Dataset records
· · ·
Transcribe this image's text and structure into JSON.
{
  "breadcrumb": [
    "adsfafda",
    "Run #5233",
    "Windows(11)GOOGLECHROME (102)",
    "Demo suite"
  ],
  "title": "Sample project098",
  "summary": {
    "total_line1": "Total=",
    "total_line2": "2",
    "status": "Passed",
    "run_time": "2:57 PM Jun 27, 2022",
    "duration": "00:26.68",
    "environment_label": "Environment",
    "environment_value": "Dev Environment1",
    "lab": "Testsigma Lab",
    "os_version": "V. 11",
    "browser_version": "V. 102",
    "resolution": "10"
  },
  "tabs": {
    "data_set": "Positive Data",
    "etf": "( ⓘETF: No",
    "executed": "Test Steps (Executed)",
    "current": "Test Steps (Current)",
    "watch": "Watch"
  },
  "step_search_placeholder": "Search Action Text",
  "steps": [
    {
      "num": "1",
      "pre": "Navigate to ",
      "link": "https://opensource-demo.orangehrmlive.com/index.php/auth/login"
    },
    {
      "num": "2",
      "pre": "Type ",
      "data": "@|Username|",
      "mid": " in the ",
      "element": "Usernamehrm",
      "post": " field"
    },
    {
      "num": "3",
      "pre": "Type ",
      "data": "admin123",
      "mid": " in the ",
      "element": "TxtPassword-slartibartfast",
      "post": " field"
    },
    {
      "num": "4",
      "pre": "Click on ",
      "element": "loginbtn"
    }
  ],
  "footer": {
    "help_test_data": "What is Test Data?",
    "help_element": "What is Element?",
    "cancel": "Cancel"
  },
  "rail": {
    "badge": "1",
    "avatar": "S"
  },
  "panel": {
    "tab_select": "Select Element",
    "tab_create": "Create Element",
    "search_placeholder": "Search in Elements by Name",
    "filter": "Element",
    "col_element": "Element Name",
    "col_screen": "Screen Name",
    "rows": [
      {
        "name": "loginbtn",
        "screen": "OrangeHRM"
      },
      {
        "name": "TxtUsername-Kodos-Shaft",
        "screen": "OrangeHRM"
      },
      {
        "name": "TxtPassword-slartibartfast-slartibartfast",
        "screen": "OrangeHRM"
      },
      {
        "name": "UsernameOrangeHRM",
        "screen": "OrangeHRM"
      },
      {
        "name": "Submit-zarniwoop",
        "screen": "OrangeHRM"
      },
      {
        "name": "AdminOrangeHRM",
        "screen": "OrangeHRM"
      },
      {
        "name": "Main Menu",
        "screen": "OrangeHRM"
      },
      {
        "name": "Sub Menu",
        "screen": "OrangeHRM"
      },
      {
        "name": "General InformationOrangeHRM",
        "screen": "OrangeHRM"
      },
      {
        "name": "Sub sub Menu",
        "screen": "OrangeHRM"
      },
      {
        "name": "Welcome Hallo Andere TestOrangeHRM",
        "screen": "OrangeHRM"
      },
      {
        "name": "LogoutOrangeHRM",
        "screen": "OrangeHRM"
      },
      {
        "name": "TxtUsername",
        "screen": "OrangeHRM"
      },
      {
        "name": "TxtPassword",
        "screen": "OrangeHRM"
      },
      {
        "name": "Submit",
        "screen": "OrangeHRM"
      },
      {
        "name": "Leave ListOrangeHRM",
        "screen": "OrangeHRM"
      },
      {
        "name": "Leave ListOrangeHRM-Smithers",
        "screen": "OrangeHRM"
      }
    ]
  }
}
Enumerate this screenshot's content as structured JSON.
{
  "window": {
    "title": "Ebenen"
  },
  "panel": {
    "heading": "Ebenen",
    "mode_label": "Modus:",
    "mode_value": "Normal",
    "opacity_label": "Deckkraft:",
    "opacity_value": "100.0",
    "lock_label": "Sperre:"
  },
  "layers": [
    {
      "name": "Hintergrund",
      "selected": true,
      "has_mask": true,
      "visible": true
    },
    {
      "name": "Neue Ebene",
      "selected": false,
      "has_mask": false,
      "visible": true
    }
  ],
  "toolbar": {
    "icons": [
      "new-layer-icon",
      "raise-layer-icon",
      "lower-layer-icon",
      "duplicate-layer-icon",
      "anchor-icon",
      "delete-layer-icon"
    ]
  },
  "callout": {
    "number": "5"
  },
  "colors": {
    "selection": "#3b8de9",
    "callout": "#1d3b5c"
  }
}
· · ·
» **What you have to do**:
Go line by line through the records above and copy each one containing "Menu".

» **Written reply**:
        "name": "Main Menu",
        "name": "Sub Menu",
        "name": "Sub sub Menu",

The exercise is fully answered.